WORK REQUEST: Filter the records for lines holding the string "object".

EXTRACTED MATERIAL:
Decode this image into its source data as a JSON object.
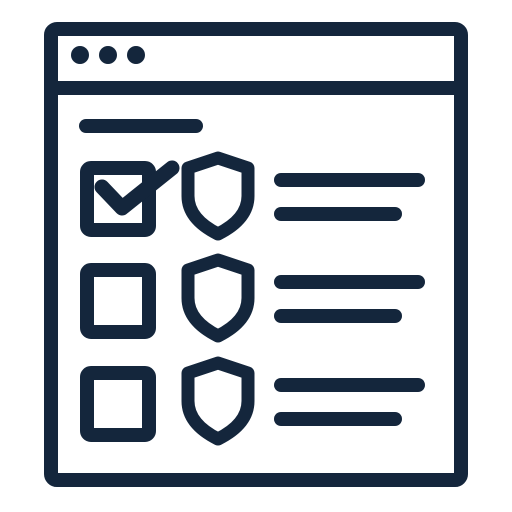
{
  "icon": {
    "name": "security-checklist-window-icon",
    "stroke_color": "#14263c",
    "background_color": "#ffffff"
  },
  "window": {
    "title_bar_dots": 3
  },
  "checklist": {
    "items": [
      {
        "checked": true,
        "icon": "shield-icon"
      },
      {
        "checked": false,
        "icon": "shield-icon"
      },
      {
        "checked": false,
        "icon": "shield-icon"
      }
    ]
  }
}
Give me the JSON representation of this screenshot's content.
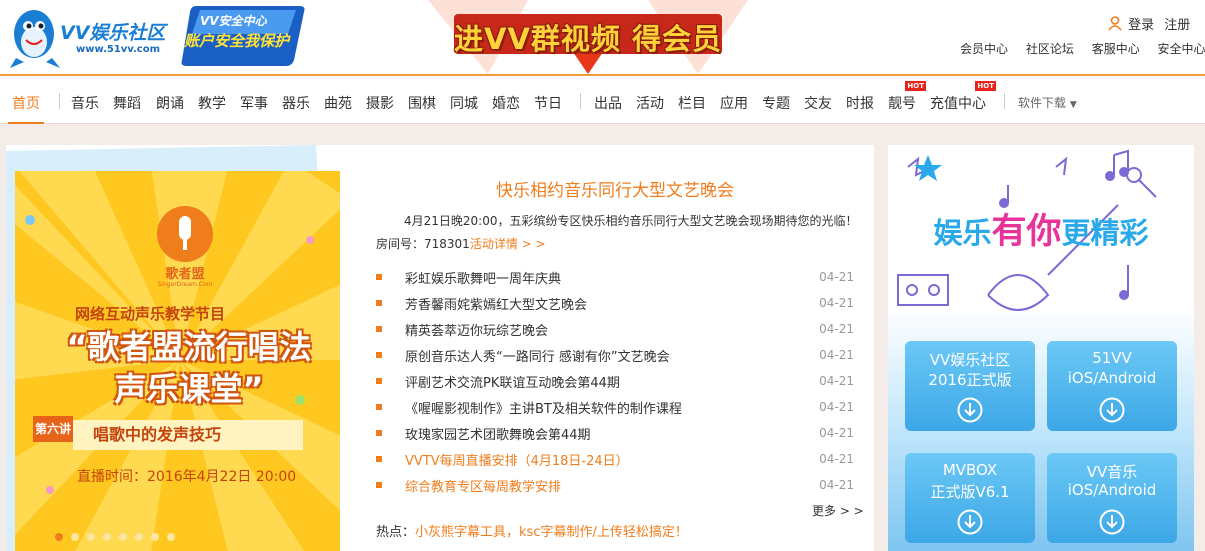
{
  "header": {
    "logo_title": "VV娱乐社区",
    "logo_url": "www.51vv.com",
    "badge_line1": "VV安全中心",
    "badge_line2": "账户安全我保护",
    "banner_text": "进VV群视频 得会员",
    "login": "登录",
    "register": "注册",
    "top_links": [
      "会员中心",
      "社区论坛",
      "客服中心",
      "安全中心"
    ]
  },
  "nav": {
    "items": [
      "首页",
      "音乐",
      "舞蹈",
      "朗诵",
      "教学",
      "军事",
      "器乐",
      "曲苑",
      "摄影",
      "围棋",
      "同城",
      "婚恋",
      "节日",
      "出品",
      "活动",
      "栏目",
      "应用",
      "专题",
      "交友",
      "时报",
      "靓号",
      "充值中心"
    ],
    "hot_label": "HOT",
    "download": "软件下载"
  },
  "poster": {
    "logo_name": "歌者盟",
    "logo_sub": "SingerDream.Com",
    "subtitle": "网络互动声乐教学节目",
    "title": "“歌者盟流行唱法声乐课堂”",
    "lecture_no": "第六讲",
    "lecture_topic": "唱歌中的发声技巧",
    "time": "直播时间：2016年4月22日  20:00",
    "dots": 8,
    "active_dot": 0
  },
  "news": {
    "title": "快乐相约音乐同行大型文艺晚会",
    "intro": "4月21日晚20:00，五彩缤纷专区快乐相约音乐同行大型文艺晚会现场期待您的光临！",
    "room_label": "房间号：718301",
    "room_link": "活动详情 > >",
    "items": [
      {
        "title": "彩虹娱乐歌舞吧一周年庆典",
        "date": "04-21",
        "hl": false
      },
      {
        "title": "芳香馨雨姹紫嫣红大型文艺晚会",
        "date": "04-21",
        "hl": false
      },
      {
        "title": "精英荟萃迈你玩综艺晚会",
        "date": "04-21",
        "hl": false
      },
      {
        "title": "原创音乐达人秀“一路同行 感谢有你”文艺晚会",
        "date": "04-21",
        "hl": false
      },
      {
        "title": "评剧艺术交流PK联谊互动晚会第44期",
        "date": "04-21",
        "hl": false
      },
      {
        "title": "《喔喔影视制作》主讲BT及相关软件的制作课程",
        "date": "04-21",
        "hl": false
      },
      {
        "title": "玫瑰家园艺术团歌舞晚会第44期",
        "date": "04-21",
        "hl": false
      },
      {
        "title": "VVTV每周直播安排（4月18日-24日）",
        "date": "04-21",
        "hl": true
      },
      {
        "title": "综合教育专区每周教学安排",
        "date": "04-21",
        "hl": true
      }
    ],
    "more": "更多 > >",
    "hot_label": "热点：",
    "hot_link": "小灰熊字幕工具，ksc字幕制作/上传轻松搞定！"
  },
  "right": {
    "slogan_left": "娱乐",
    "slogan_mid": "有你",
    "slogan_right": "更精彩",
    "downloads": [
      {
        "line1": "VV娱乐社区",
        "line2": "2016正式版"
      },
      {
        "line1": "51VV",
        "line2": "iOS/Android"
      },
      {
        "line1": "MVBOX",
        "line2": "正式版V6.1"
      },
      {
        "line1": "VV音乐",
        "line2": "iOS/Android"
      }
    ]
  }
}
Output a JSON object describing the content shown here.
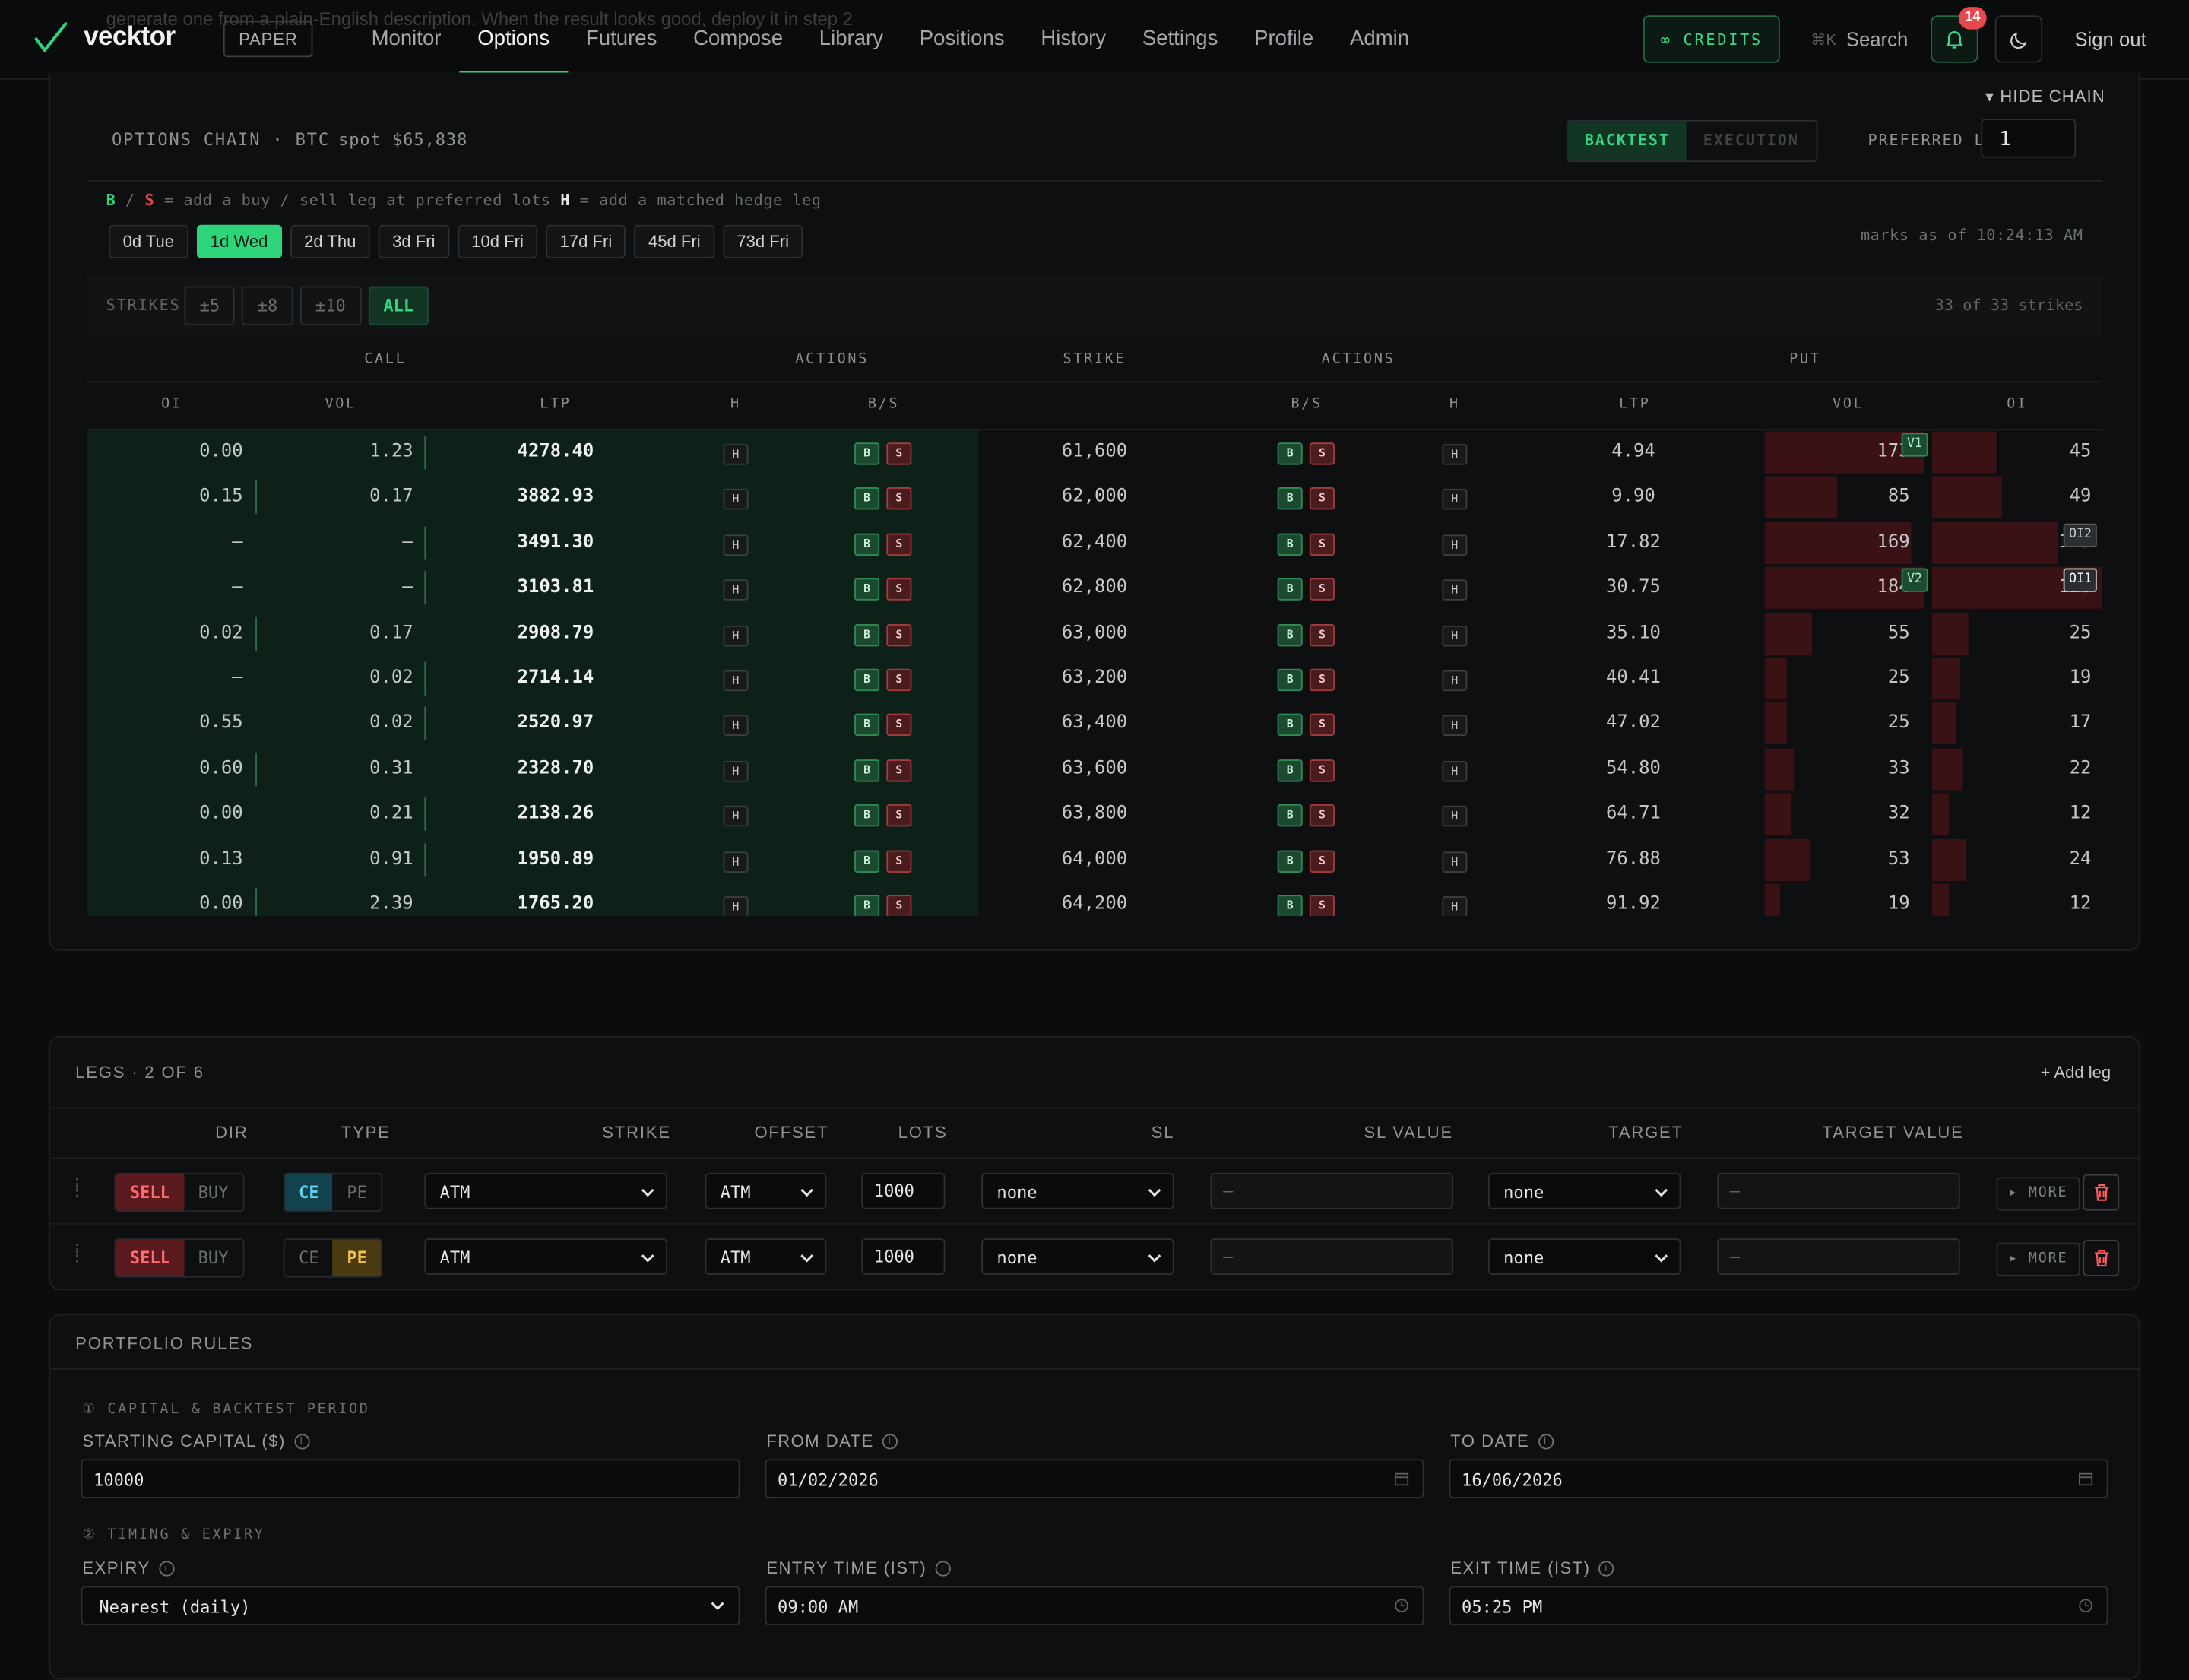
{
  "nav": {
    "brand": "vecktor",
    "mode_badge": "PAPER",
    "ghost_text": "generate one from a plain-English description. When the result looks good, deploy it in step 2",
    "links": [
      {
        "label": "Monitor"
      },
      {
        "label": "Options",
        "active": true
      },
      {
        "label": "Futures"
      },
      {
        "label": "Compose"
      },
      {
        "label": "Library"
      },
      {
        "label": "Positions"
      },
      {
        "label": "History"
      },
      {
        "label": "Settings"
      },
      {
        "label": "Profile"
      },
      {
        "label": "Admin"
      }
    ],
    "credits": "∞ CREDITS",
    "search_kbd": "⌘K",
    "search_label": "Search",
    "notif_count": "14",
    "signout": "Sign out"
  },
  "chain": {
    "hide_label": "HIDE CHAIN",
    "title": "OPTIONS CHAIN · BTC",
    "spot": "spot $65,838",
    "mode_backtest": "BACKTEST",
    "mode_execution": "EXECUTION",
    "pref_lots_label": "PREFERRED LOTS",
    "pref_lots_value": "1",
    "hint_b": "B",
    "hint_slash": " / ",
    "hint_s": "S",
    "hint_text1": " = add a buy / sell leg at preferred lots  ",
    "hint_h": "H",
    "hint_text2": " = add a matched hedge leg",
    "expiries": [
      {
        "label": "0d Tue"
      },
      {
        "label": "1d Wed",
        "active": true
      },
      {
        "label": "2d Thu"
      },
      {
        "label": "3d Fri"
      },
      {
        "label": "10d Fri"
      },
      {
        "label": "17d Fri"
      },
      {
        "label": "45d Fri"
      },
      {
        "label": "73d Fri"
      }
    ],
    "marks_asof": "marks as of 10:24:13 AM",
    "strikes_label": "STRIKES",
    "strike_filters": [
      {
        "label": "±5"
      },
      {
        "label": "±8"
      },
      {
        "label": "±10"
      },
      {
        "label": "ALL",
        "active": true
      }
    ],
    "strike_count": "33 of 33 strikes",
    "groups": {
      "call": "CALL",
      "actions": "ACTIONS",
      "strike": "STRIKE",
      "put": "PUT"
    },
    "columns": {
      "oi": "OI",
      "vol": "VOL",
      "ltp": "LTP",
      "h": "H",
      "bs": "B/S"
    },
    "btn_h": "H",
    "btn_b": "B",
    "btn_s": "S",
    "tags": {
      "v1": "V1",
      "v2": "V2",
      "oi1": "OI1",
      "oi2": "OI2"
    },
    "rows": [
      {
        "call_oi": "0.00",
        "call_vol": "1.23",
        "call_ltp": "4278.40",
        "strike": "61,600",
        "put_ltp": "4.94",
        "put_vol": "173",
        "put_oi": "45",
        "put_vol_frac": 1.0,
        "put_oi_frac": 0.38
      },
      {
        "call_oi": "0.15",
        "call_vol": "0.17",
        "call_ltp": "3882.93",
        "strike": "62,000",
        "put_ltp": "9.90",
        "put_vol": "85",
        "put_oi": "49",
        "put_vol_frac": 0.46,
        "put_oi_frac": 0.41
      },
      {
        "call_oi": "—",
        "call_vol": "—",
        "call_ltp": "3491.30",
        "strike": "62,400",
        "put_ltp": "17.82",
        "put_vol": "169",
        "put_oi": "113",
        "put_vol_frac": 0.92,
        "put_oi_frac": 0.74
      },
      {
        "call_oi": "—",
        "call_vol": "—",
        "call_ltp": "3103.81",
        "strike": "62,800",
        "put_ltp": "30.75",
        "put_vol": "184",
        "put_oi": "120",
        "put_vol_frac": 1.0,
        "put_oi_frac": 1.0
      },
      {
        "call_oi": "0.02",
        "call_vol": "0.17",
        "call_ltp": "2908.79",
        "strike": "63,000",
        "put_ltp": "35.10",
        "put_vol": "55",
        "put_oi": "25",
        "put_vol_frac": 0.3,
        "put_oi_frac": 0.21
      },
      {
        "call_oi": "—",
        "call_vol": "0.02",
        "call_ltp": "2714.14",
        "strike": "63,200",
        "put_ltp": "40.41",
        "put_vol": "25",
        "put_oi": "19",
        "put_vol_frac": 0.14,
        "put_oi_frac": 0.16
      },
      {
        "call_oi": "0.55",
        "call_vol": "0.02",
        "call_ltp": "2520.97",
        "strike": "63,400",
        "put_ltp": "47.02",
        "put_vol": "25",
        "put_oi": "17",
        "put_vol_frac": 0.14,
        "put_oi_frac": 0.14
      },
      {
        "call_oi": "0.60",
        "call_vol": "0.31",
        "call_ltp": "2328.70",
        "strike": "63,600",
        "put_ltp": "54.80",
        "put_vol": "33",
        "put_oi": "22",
        "put_vol_frac": 0.18,
        "put_oi_frac": 0.18
      },
      {
        "call_oi": "0.00",
        "call_vol": "0.21",
        "call_ltp": "2138.26",
        "strike": "63,800",
        "put_ltp": "64.71",
        "put_vol": "32",
        "put_oi": "12",
        "put_vol_frac": 0.17,
        "put_oi_frac": 0.1
      },
      {
        "call_oi": "0.13",
        "call_vol": "0.91",
        "call_ltp": "1950.89",
        "strike": "64,000",
        "put_ltp": "76.88",
        "put_vol": "53",
        "put_oi": "24",
        "put_vol_frac": 0.29,
        "put_oi_frac": 0.2
      },
      {
        "call_oi": "0.00",
        "call_vol": "2.39",
        "call_ltp": "1765.20",
        "strike": "64,200",
        "put_ltp": "91.92",
        "put_vol": "19",
        "put_oi": "12",
        "put_vol_frac": 0.1,
        "put_oi_frac": 0.1
      }
    ]
  },
  "legs": {
    "title": "LEGS · 2 OF 6",
    "add_leg": "+ Add leg",
    "headers": {
      "dir": "DIR",
      "type": "TYPE",
      "strike": "STRIKE",
      "offset": "OFFSET",
      "lots": "LOTS",
      "sl": "SL",
      "sl_value": "SL VALUE",
      "target": "TARGET",
      "target_value": "TARGET VALUE"
    },
    "dir_sell": "SELL",
    "dir_buy": "BUY",
    "type_ce": "CE",
    "type_pe": "PE",
    "more": "▸ MORE",
    "rows": [
      {
        "dir": "SELL",
        "type": "CE",
        "strike": "ATM",
        "offset": "ATM",
        "lots": "1000",
        "sl": "none",
        "sl_value": "—",
        "target": "none",
        "target_value": "—"
      },
      {
        "dir": "SELL",
        "type": "PE",
        "strike": "ATM",
        "offset": "ATM",
        "lots": "1000",
        "sl": "none",
        "sl_value": "—",
        "target": "none",
        "target_value": "—"
      }
    ]
  },
  "portfolio": {
    "title": "PORTFOLIO RULES",
    "section1": "① CAPITAL & BACKTEST PERIOD",
    "capital_label": "STARTING CAPITAL ($)",
    "capital_value": "10000",
    "from_label": "FROM DATE",
    "from_value": "01/02/2026",
    "to_label": "TO DATE",
    "to_value": "16/06/2026",
    "section2": "② TIMING & EXPIRY",
    "expiry_label": "EXPIRY",
    "expiry_value": "Nearest (daily)",
    "entry_label": "ENTRY TIME (IST)",
    "entry_value": "09:00 AM",
    "exit_label": "EXIT TIME (IST)",
    "exit_value": "05:25 PM"
  }
}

RESPONSE TO THIS EXERCISE:
Decode this image into its source data as a JSON object.
Output a JSON object describing the content shown here.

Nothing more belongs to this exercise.